== TASK REQUIREMENTS ==
Everything in the records must be copied exactly except the pictures.

== RECORDS SHOWN ==

_ _ _

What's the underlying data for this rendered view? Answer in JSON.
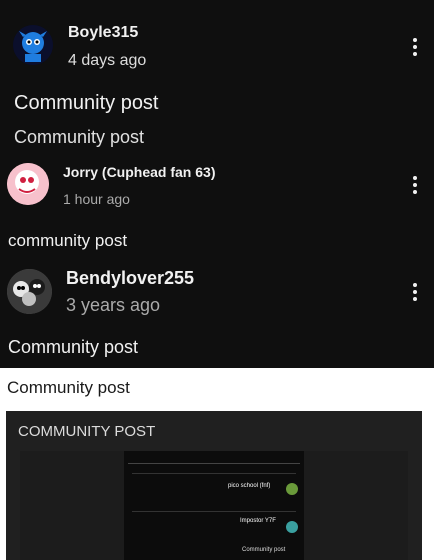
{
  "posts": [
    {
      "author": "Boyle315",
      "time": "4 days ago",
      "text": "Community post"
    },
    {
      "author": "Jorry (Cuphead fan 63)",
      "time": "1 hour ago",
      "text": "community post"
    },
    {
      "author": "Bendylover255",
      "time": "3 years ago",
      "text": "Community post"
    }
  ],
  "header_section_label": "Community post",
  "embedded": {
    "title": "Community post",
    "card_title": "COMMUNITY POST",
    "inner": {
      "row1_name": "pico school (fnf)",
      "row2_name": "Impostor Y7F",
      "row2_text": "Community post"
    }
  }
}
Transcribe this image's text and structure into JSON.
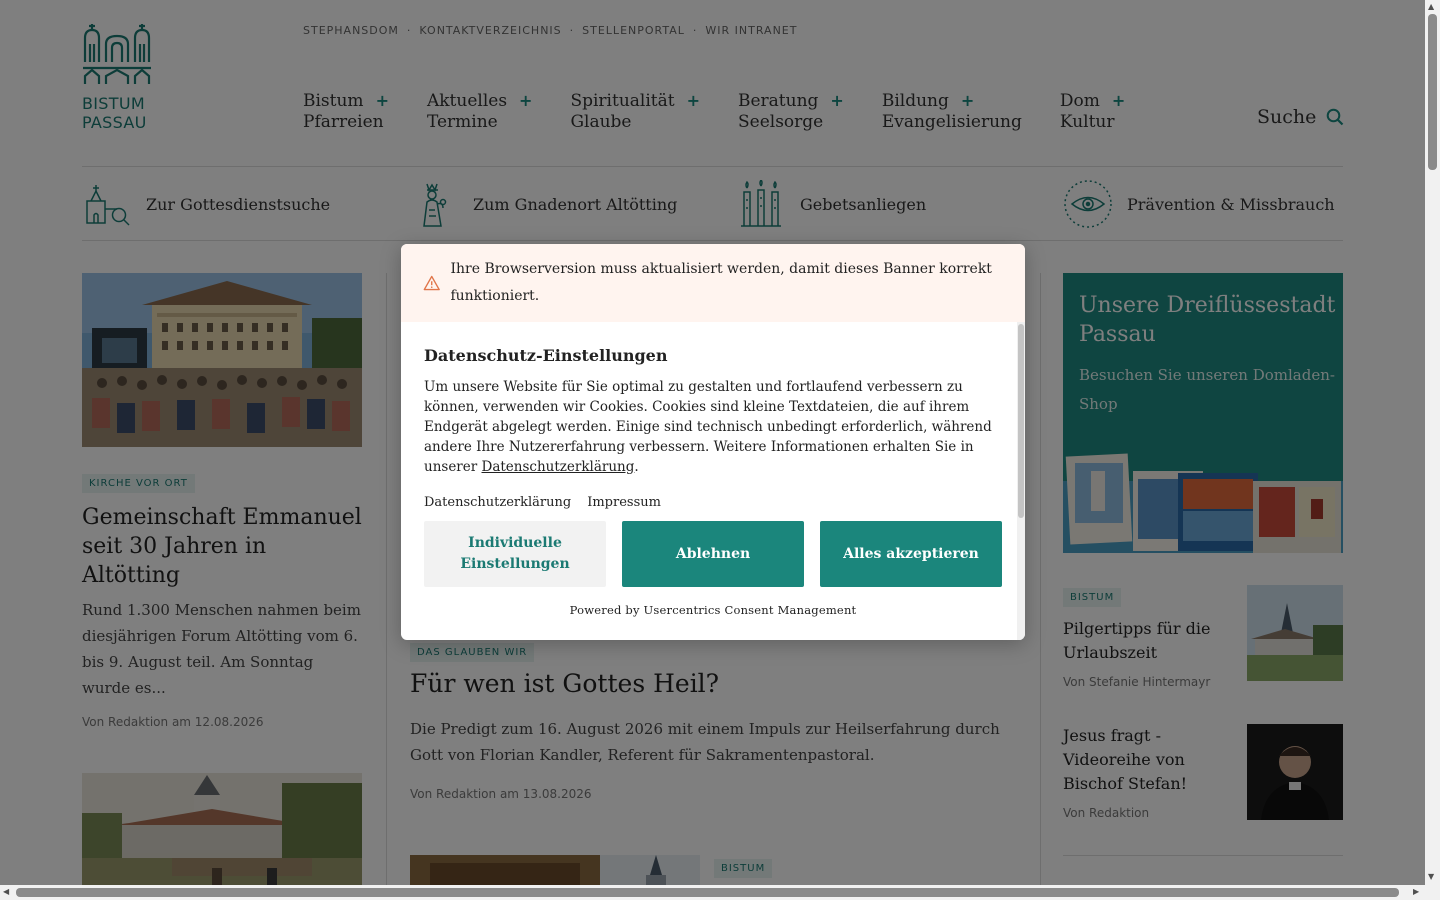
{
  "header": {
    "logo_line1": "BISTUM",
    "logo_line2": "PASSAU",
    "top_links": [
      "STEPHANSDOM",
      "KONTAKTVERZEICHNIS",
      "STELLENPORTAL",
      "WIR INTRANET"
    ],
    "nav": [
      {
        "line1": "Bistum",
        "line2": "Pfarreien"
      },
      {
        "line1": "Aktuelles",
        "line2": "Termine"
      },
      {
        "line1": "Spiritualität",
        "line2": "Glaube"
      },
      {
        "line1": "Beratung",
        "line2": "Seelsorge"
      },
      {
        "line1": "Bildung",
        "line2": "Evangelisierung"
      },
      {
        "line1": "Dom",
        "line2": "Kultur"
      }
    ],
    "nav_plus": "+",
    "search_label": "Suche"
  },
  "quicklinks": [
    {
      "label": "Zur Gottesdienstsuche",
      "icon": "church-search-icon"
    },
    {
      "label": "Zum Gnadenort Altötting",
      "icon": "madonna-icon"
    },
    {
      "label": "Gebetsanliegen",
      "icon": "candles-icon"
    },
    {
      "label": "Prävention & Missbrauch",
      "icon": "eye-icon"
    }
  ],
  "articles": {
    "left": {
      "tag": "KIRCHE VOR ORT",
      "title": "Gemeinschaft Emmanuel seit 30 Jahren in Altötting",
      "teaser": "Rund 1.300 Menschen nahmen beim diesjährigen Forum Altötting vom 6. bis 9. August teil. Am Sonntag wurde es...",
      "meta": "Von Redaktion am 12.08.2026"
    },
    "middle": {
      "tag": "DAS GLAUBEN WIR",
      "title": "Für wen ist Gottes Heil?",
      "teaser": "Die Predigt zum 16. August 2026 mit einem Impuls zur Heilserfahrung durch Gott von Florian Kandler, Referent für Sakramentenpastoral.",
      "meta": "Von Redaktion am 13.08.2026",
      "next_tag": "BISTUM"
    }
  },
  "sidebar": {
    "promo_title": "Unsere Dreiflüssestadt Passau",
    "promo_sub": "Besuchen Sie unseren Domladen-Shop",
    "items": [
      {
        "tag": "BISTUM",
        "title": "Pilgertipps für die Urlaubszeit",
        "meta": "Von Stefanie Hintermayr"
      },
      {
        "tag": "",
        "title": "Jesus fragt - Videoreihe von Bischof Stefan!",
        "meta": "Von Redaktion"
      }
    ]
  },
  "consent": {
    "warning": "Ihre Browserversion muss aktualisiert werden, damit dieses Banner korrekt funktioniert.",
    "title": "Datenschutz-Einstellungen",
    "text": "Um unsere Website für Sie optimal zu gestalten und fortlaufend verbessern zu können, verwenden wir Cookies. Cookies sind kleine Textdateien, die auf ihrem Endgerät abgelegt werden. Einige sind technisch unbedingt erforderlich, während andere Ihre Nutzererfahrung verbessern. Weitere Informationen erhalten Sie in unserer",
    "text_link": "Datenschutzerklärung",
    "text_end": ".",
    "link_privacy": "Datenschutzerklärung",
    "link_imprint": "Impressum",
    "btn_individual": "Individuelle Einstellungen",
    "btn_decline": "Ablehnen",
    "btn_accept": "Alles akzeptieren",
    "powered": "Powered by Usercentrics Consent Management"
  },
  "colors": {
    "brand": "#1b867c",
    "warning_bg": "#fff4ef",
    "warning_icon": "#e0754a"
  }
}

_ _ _

== SOLUTION TO THE PROBLEM ==
What's the underlying data for this rendered view? Answer in JSON.
{
  "posts": [
    {
      "author": "Boyle315",
      "time": "4 days ago",
      "text": "Community post"
    },
    {
      "author": "Jorry (Cuphead fan 63)",
      "time": "1 hour ago",
      "text": "community post"
    },
    {
      "author": "Bendylover255",
      "time": "3 years ago",
      "text": "Community post"
    }
  ],
  "header_section_label": "Community post",
  "embedded": {
    "title": "Community post",
    "card_title": "COMMUNITY POST",
    "inner": {
      "row1_name": "pico school (fnf)",
      "row2_name": "Impostor Y7F",
      "row2_text": "Community post"
    }
  }
}
Transcribe this image's text and structure into JSON.
{
  "header": {
    "logo_line1": "BISTUM",
    "logo_line2": "PASSAU",
    "top_links": [
      "STEPHANSDOM",
      "KONTAKTVERZEICHNIS",
      "STELLENPORTAL",
      "WIR INTRANET"
    ],
    "nav": [
      {
        "line1": "Bistum",
        "line2": "Pfarreien"
      },
      {
        "line1": "Aktuelles",
        "line2": "Termine"
      },
      {
        "line1": "Spiritualität",
        "line2": "Glaube"
      },
      {
        "line1": "Beratung",
        "line2": "Seelsorge"
      },
      {
        "line1": "Bildung",
        "line2": "Evangelisierung"
      },
      {
        "line1": "Dom",
        "line2": "Kultur"
      }
    ],
    "nav_plus": "+",
    "search_label": "Suche"
  },
  "quicklinks": [
    {
      "label": "Zur Gottesdienstsuche",
      "icon": "church-search-icon"
    },
    {
      "label": "Zum Gnadenort Altötting",
      "icon": "madonna-icon"
    },
    {
      "label": "Gebetsanliegen",
      "icon": "candles-icon"
    },
    {
      "label": "Prävention & Missbrauch",
      "icon": "eye-icon"
    }
  ],
  "articles": {
    "left": {
      "tag": "KIRCHE VOR ORT",
      "title": "Gemeinschaft Emmanuel seit 30 Jahren in Altötting",
      "teaser": "Rund 1.300 Menschen nahmen beim diesjährigen Forum Altötting vom 6. bis 9. August teil. Am Sonntag wurde es...",
      "meta": "Von Redaktion am 12.08.2026"
    },
    "middle": {
      "tag": "DAS GLAUBEN WIR",
      "title": "Für wen ist Gottes Heil?",
      "teaser": "Die Predigt zum 16. August 2026 mit einem Impuls zur Heilserfahrung durch Gott von Florian Kandler, Referent für Sakramentenpastoral.",
      "meta": "Von Redaktion am 13.08.2026",
      "next_tag": "BISTUM"
    }
  },
  "sidebar": {
    "promo_title": "Unsere Dreiflüssestadt Passau",
    "promo_sub": "Besuchen Sie unseren Domladen-Shop",
    "items": [
      {
        "tag": "BISTUM",
        "title": "Pilgertipps für die Urlaubszeit",
        "meta": "Von Stefanie Hintermayr"
      },
      {
        "tag": "",
        "title": "Jesus fragt - Videoreihe von Bischof Stefan!",
        "meta": "Von Redaktion"
      }
    ]
  },
  "consent": {
    "warning": "Ihre Browserversion muss aktualisiert werden, damit dieses Banner korrekt funktioniert.",
    "title": "Datenschutz-Einstellungen",
    "text": "Um unsere Website für Sie optimal zu gestalten und fortlaufend verbessern zu können, verwenden wir Cookies. Cookies sind kleine Textdateien, die auf ihrem Endgerät abgelegt werden. Einige sind technisch unbedingt erforderlich, während andere Ihre Nutzererfahrung verbessern. Weitere Informationen erhalten Sie in unserer",
    "text_link": "Datenschutzerklärung",
    "text_end": ".",
    "link_privacy": "Datenschutzerklärung",
    "link_imprint": "Impressum",
    "btn_individual": "Individuelle Einstellungen",
    "btn_decline": "Ablehnen",
    "btn_accept": "Alles akzeptieren",
    "powered": "Powered by Usercentrics Consent Management"
  },
  "colors": {
    "brand": "#1b867c",
    "warning_bg": "#fff4ef",
    "warning_icon": "#e0754a"
  }
}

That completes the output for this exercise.